I love knowing things. I can't help it. In this performance of Massenet's Manon from the Metropolitan Opera in HD I noticed for the first time that there was quite a bit of melodrama. This does not mean corny, overacted soap operas, but instead refers to spoken dialog with orchestral accompaniment instead of recitative or spoken dialog. Since the orchestra never stops playing, it is easy to overlook that occasionally the actors are speaking. Then I read that Manon was a mainstay of the Opéra-Comique in Paris after it premiered in 1884. The original novel is from 1731. The only problem with the opera is that it is too long.
I didn't realize it has been already 7 years since this production debuted. The basketball is still there, but there have been hints that it is supposed to be a hot air balloon. Hot air balloons are not precisely spherical. Enough. Please read the other review for more discussion of the production.
I have only seen Artur Rucinski before in Lucia with Lisette from Madrid. He is very attractive on camera and sings beautifully.

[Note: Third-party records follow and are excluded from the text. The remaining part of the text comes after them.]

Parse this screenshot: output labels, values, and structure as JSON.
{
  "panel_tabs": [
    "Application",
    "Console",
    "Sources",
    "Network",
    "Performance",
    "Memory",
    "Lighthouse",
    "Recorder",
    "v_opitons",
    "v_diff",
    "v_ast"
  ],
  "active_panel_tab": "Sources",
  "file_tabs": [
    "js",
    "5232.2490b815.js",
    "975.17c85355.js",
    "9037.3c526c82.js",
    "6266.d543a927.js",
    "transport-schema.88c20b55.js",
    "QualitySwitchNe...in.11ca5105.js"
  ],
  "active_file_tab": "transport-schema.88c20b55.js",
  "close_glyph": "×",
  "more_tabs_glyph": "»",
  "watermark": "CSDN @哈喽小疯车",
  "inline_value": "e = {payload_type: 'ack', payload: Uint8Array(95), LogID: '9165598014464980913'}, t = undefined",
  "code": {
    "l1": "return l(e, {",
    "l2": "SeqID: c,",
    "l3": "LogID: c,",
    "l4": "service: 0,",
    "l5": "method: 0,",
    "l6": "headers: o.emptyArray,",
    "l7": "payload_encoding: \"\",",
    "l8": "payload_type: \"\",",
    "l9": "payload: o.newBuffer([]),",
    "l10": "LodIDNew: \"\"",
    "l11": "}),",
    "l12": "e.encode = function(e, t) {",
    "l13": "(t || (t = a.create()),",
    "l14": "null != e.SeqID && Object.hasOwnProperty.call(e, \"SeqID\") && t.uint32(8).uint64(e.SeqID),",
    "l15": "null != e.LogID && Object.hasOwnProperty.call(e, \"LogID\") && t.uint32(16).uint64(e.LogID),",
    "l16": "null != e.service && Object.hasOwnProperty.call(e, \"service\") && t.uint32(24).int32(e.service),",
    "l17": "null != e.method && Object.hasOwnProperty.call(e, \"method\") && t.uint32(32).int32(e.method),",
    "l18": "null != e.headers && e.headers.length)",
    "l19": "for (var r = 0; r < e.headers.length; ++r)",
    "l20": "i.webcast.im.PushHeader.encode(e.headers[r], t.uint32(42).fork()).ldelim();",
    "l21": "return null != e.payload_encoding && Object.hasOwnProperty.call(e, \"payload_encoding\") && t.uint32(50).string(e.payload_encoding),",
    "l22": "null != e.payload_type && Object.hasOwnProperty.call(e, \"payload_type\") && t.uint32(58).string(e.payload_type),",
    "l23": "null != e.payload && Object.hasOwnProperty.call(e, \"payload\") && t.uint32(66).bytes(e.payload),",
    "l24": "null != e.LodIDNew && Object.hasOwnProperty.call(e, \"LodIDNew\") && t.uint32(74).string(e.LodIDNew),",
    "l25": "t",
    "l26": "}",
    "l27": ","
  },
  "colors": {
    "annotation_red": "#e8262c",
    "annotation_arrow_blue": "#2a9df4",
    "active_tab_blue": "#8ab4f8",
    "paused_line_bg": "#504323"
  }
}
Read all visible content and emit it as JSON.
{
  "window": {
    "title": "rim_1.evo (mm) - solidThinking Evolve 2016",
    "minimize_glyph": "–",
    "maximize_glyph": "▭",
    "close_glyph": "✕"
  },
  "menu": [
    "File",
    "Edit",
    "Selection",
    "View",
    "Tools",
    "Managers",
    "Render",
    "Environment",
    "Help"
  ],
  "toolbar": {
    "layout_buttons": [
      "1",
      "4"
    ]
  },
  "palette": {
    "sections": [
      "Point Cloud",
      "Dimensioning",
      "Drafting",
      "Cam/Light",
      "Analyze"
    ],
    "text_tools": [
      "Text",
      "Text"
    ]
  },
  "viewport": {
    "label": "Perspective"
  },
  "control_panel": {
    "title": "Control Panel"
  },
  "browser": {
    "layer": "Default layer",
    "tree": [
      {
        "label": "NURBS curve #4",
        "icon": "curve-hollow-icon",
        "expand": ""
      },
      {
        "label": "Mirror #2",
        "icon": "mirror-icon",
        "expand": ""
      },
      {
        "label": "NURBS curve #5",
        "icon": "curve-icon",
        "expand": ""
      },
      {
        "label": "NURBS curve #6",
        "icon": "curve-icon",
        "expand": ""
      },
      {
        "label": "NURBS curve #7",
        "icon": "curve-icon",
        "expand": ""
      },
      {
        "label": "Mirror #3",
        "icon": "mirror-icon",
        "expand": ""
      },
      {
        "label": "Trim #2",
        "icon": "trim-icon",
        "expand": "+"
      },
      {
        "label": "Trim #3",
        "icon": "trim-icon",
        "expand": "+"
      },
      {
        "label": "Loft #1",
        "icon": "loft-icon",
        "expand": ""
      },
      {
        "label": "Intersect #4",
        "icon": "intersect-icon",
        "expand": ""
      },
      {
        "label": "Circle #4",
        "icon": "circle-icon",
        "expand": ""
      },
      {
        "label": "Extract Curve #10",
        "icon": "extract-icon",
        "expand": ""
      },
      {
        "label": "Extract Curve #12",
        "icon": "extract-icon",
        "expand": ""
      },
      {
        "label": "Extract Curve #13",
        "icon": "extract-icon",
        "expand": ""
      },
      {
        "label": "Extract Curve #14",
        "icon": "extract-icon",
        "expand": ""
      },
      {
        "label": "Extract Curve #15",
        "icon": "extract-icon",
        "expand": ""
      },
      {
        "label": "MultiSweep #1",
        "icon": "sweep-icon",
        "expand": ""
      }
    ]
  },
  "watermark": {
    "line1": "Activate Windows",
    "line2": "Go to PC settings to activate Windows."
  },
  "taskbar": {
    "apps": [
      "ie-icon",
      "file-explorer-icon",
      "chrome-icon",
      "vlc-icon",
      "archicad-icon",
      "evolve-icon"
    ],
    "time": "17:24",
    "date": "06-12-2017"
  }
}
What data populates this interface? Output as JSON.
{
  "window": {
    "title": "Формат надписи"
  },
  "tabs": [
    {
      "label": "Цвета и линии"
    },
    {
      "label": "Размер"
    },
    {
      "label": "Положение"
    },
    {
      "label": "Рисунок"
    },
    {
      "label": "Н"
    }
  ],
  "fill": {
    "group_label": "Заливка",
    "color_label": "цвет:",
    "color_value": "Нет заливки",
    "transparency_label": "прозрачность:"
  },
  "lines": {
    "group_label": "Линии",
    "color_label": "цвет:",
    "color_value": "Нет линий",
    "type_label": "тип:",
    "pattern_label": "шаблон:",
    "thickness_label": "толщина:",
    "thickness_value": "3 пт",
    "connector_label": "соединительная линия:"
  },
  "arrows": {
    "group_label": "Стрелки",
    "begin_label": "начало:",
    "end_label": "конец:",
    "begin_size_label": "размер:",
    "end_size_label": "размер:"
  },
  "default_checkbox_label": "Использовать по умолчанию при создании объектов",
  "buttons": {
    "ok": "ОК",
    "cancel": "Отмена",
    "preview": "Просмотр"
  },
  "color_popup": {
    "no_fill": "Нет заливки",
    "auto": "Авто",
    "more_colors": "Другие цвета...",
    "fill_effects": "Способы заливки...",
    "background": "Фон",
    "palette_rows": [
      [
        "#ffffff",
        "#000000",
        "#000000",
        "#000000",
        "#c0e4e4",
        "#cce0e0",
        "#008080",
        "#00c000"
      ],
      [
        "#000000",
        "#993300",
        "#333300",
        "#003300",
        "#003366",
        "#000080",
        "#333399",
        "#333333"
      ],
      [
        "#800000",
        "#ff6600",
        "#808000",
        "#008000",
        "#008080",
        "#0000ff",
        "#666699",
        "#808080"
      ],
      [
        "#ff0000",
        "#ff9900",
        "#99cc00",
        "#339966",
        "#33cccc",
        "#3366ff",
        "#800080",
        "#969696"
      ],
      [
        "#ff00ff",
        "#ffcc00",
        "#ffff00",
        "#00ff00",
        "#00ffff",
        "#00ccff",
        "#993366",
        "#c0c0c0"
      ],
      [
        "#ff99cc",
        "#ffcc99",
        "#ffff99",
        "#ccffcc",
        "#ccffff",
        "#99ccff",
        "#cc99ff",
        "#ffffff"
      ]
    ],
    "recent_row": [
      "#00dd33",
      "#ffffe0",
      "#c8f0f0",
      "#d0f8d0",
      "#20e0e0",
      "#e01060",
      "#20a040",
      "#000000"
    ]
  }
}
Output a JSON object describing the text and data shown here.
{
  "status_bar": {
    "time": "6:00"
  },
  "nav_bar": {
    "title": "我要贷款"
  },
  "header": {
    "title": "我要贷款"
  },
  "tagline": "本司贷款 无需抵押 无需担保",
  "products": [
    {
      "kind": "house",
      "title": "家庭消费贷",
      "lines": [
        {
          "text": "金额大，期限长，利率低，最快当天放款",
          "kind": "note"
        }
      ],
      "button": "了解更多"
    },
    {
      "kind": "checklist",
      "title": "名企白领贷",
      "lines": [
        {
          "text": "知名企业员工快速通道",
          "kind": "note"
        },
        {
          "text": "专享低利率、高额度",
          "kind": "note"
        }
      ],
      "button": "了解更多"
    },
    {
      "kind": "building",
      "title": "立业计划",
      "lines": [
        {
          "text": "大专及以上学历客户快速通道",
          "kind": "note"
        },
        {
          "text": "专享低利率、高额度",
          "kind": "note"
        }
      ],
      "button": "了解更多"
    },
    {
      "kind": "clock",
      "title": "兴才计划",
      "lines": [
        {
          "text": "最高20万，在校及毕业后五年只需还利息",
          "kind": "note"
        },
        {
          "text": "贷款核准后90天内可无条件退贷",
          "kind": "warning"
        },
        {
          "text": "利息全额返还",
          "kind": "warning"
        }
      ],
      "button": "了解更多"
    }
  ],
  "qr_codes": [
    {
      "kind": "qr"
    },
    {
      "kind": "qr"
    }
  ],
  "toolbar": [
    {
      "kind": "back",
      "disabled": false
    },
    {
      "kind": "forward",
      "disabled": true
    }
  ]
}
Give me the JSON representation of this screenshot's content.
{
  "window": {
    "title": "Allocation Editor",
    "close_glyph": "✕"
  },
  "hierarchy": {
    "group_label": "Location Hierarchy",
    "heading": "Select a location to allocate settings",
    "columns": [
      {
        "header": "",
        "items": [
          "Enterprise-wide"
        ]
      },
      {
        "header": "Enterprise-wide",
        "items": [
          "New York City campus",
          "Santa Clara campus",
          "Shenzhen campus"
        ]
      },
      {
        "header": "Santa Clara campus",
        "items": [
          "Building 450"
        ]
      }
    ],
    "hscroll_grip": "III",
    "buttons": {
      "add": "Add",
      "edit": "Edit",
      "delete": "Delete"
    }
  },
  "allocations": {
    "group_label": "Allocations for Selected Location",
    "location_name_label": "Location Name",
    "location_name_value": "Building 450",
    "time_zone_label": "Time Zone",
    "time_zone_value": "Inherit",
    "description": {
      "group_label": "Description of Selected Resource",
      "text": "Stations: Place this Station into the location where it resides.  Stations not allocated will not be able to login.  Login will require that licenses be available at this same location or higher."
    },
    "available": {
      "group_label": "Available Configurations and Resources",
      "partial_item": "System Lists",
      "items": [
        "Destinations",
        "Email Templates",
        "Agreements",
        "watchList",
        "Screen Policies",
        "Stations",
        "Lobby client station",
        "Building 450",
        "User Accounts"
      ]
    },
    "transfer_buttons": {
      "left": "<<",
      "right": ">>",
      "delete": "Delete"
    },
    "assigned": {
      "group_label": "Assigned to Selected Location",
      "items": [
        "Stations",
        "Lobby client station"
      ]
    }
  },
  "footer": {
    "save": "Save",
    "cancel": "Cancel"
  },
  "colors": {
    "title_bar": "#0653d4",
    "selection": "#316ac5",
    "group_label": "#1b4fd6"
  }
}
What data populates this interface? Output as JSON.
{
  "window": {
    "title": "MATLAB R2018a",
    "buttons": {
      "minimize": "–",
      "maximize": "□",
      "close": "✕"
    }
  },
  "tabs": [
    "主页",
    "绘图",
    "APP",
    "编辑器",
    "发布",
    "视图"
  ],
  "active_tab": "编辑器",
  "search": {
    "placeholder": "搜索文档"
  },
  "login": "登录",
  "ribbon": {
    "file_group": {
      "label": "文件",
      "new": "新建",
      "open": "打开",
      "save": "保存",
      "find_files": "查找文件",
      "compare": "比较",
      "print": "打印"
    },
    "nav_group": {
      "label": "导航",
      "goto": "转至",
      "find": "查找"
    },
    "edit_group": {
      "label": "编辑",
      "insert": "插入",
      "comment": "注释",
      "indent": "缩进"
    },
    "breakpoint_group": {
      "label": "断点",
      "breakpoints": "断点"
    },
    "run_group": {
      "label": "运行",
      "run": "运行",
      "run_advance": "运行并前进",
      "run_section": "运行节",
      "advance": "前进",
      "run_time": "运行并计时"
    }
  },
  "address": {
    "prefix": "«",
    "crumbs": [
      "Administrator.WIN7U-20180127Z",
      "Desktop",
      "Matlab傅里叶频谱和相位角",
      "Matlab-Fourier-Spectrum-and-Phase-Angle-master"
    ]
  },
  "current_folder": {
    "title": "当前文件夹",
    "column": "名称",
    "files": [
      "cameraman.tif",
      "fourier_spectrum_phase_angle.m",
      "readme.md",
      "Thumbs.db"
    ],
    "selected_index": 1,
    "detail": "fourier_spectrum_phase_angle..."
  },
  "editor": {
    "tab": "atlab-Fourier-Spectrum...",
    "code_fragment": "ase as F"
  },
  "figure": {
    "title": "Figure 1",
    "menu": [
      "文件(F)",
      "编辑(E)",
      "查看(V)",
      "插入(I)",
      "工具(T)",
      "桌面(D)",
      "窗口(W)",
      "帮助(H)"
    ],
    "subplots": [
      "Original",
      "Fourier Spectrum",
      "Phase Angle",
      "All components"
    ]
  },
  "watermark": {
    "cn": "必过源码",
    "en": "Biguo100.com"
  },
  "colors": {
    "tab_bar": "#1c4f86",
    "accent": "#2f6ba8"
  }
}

But the performance belonged to Manon and her Des Grieux who received much loud shouting in their bows. This is a great opera for Michael Fabiano, suiting both his voice and his personality to a T. You believe in his love. He made the initial pickup very believable. More Michael please.
Lisette Oropesa precisely embodies the 15 year old innocent who arrives on the train on her way to the convent. It is impossible to picture this lively, passionate and curious girl cut off completely from life. Des Grieux has only good intentions toward her and she towards him. When she learns that Des Grieux's father intends to kidnap him, she knows she must make other plans. Lisette is physically trained and fully capable of the physical requirements of the staging. She ran up and down stairs, fell down and was dragged about, all while singing strongly.
I don't see the diabolical Manon, the evil Manon. I see only someone who wants to enjoy her life, to have fun while she is still young. Everyone seems to work against this. Lisette Oropesa changes as the opera progresses to acquire less innocence and more sophistication. This is an opera for our time, because she is destroyed by a rich old man. Her cheers were well deserved.
I still don't see the bed in the sanctuary. This is bogus.